For many North Americans, the lasting news image of Hurricane Maria, the monster storm that laid waste to Puerto Rico in 2017, wasn’t of the storm itself, but of a political photo-op that followed, when former President Donald J. Trump visited more than two weeks after the disaster had left the island desperately short on power, fresh water and food.
As world leaders debate climate change policies at COP27, the annual U.N. climate summit running through Friday in Sharm el-Sheikh, Egypt, Bahia Shehab wants to turn up the temperature — literally. The Cairo-based artist has made the threat of a warming planet more visceral with an immersive installation “Heaven and Hell in the Anthropocene,” a reference to the current, human-centric geological age.
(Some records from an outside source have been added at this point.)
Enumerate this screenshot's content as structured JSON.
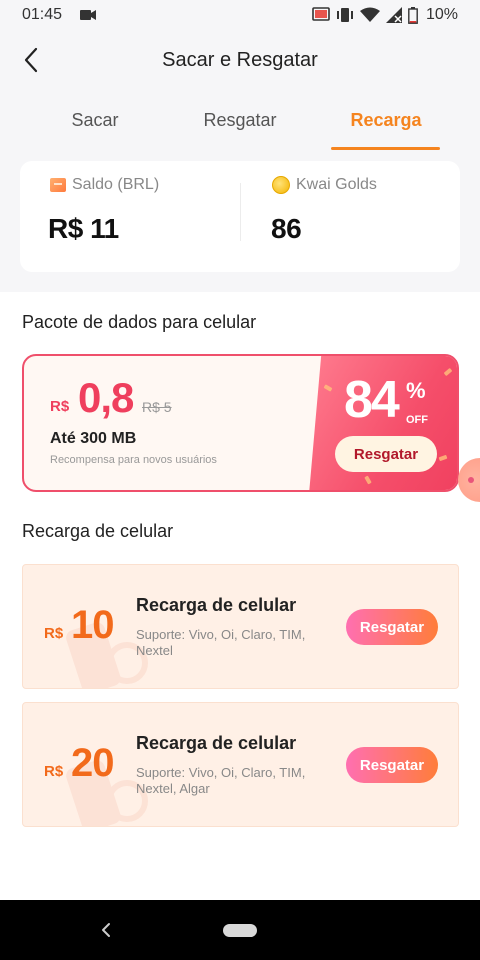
{
  "status_bar": {
    "time": "01:45",
    "battery": "10%"
  },
  "header": {
    "title": "Sacar e Resgatar"
  },
  "tabs": [
    {
      "label": "Sacar"
    },
    {
      "label": "Resgatar"
    },
    {
      "label": "Recarga",
      "active": true
    }
  ],
  "balance": {
    "brl_label": "Saldo (BRL)",
    "brl_value": "R$ 11",
    "gold_label": "Kwai Golds",
    "gold_value": "86"
  },
  "data_package": {
    "section_title": "Pacote de dados para celular",
    "currency": "R$",
    "price": "0,8",
    "old_price": "R$ 5",
    "size": "Até 300 MB",
    "note": "Recompensa para novos usuários",
    "discount": "84",
    "discount_pct": "%",
    "discount_off": "OFF",
    "button": "Resgatar",
    "colors": {
      "accent": "#ef3f5d"
    }
  },
  "recharge": {
    "section_title": "Recarga de celular",
    "items": [
      {
        "currency": "R$",
        "amount": "10",
        "title": "Recarga de celular",
        "support": "Suporte: Vivo, Oi, Claro, TIM, Nextel",
        "button": "Resgatar"
      },
      {
        "currency": "R$",
        "amount": "20",
        "title": "Recarga de celular",
        "support": "Suporte: Vivo, Oi, Claro, TIM, Nextel, Algar",
        "button": "Resgatar"
      }
    ]
  },
  "theme": {
    "primary": "#f5841f",
    "recharge_accent": "#f26a1b"
  },
  "icons": [
    "video-icon",
    "cast-icon",
    "vibrate-icon",
    "wifi-icon",
    "signal-icon",
    "battery-icon",
    "back-arrow-icon",
    "wallet-icon",
    "coin-icon",
    "nav-back-icon",
    "nav-home-icon"
  ]
}
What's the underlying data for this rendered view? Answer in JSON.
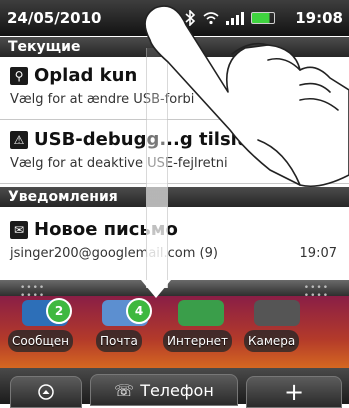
{
  "status_bar": {
    "date": "24/05/2010",
    "time": "19:08",
    "icons": [
      "bluetooth-icon",
      "wifi-icon",
      "signal-icon",
      "battery-icon"
    ]
  },
  "sections": {
    "current": "Текущие",
    "notifications": "Уведомления"
  },
  "current_items": [
    {
      "title": "Oplad kun",
      "subtitle": "Vælg for at ændre USB-forbi",
      "icon": "usb-icon"
    },
    {
      "title": "USB-debugg...g tilslu",
      "subtitle": "Vælg for at deaktive USE-fejlretni",
      "icon": "warning-icon"
    }
  ],
  "notification_items": [
    {
      "title": "Новое письмо",
      "subtitle": "jsinger200@googlemail.com (9)",
      "time": "19:07",
      "icon": "mail-icon"
    }
  ],
  "home": {
    "apps": [
      {
        "label": "Сообщен",
        "badge": "2"
      },
      {
        "label": "Почта",
        "badge": "4"
      },
      {
        "label": "Интернет"
      },
      {
        "label": "Камера"
      }
    ]
  },
  "dock": {
    "phone_label": "Телефон",
    "phone_icon": "☏",
    "add_label": "+"
  },
  "colors": {
    "status_bar": "#1b1b1b",
    "header": "#2f2f2f",
    "badge": "#3fb83f",
    "battery": "#3fd43f"
  }
}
Sarah Cameron Sunde, an interdisciplinary artist, was visiting Maine in 2013 when she noticed something in an ocean inlet. The tide was coming in quickly and completely covered a rock, making it disappear within 30-40 minutes.
It was her eureka moment, the inspiration she had been looking for since Hurricane Sandy devastated her adopted hometown of New York City a year earlier.
I first learned of Maggi Hambling from her polarizing public sculptures. A bust of writer Oscar Wilde lounges in a green granite coffin, smoking a cigarette and laughing at passersby behind St. Martins in the Field in London. A nude, silvered bronze statue of 18th-century feminist thinker Mary Wollstonecraft emerges from an undulating silver plinth, whose sides jut out like free-floating hips, in North London. There’s an irreverence to those sculptures, a cheekiness that refuses one-dimensional worship. But there’s nothing cheeky about Real Time, her first exhibition in New York City, now on view at Marlborough Gallery. Instead, the swirling, gestural, and surprisingly moving landscapes, seascapes, and portraits offer more somber reflections on climate change and death.
For most of us, envisioning a world battered by the climate crisis is almost too excruciating. After all, it would require us to swallow the inconvenient truth and face our deepest fears.
NOT LONG AFTER he joined the Princeton University Art Museum in 2006, the curator Karl Kusserow wore a bracelet bearing the phrase “Stop global warming” to a staff meeting. His colleagues noticed (“It was,” he conceded, “kind of ugly and noticeable”), but only a few of them knew it referred to a cause. The term was just getting mainstream traction — this was the year Al Gore released “An Inconvenient Truth” and Vanity Fair launched its first Green issue. But the science suggesting that industrial societies have thrown climatic rhythms wildly out of whack had been around for decades. Just a year earlier, the environmentalist Bill McKibben had railed against the culture’s perceived indifference. “Where are the books? The poems? The plays? The goddamn operas?” he wrote in an op-ed for Grist. “Compare it to, say, the horror of AIDS … which has produced a staggering outpouring of art that, in turn, has had real political effect.” For future generations looking back on the present, “the single most significant item will doubtless be the sudden spiking temperature. But they’ll have a hell of a time figuring out what it meant to us.”
The DC Art Science Evening Rendezvous (DASER) is a monthly discussion forum on art and science projects in the national capital region and beyond. DASERs provide the public with a snapshot of the cultural environment of the region and foster interdisciplinary networking.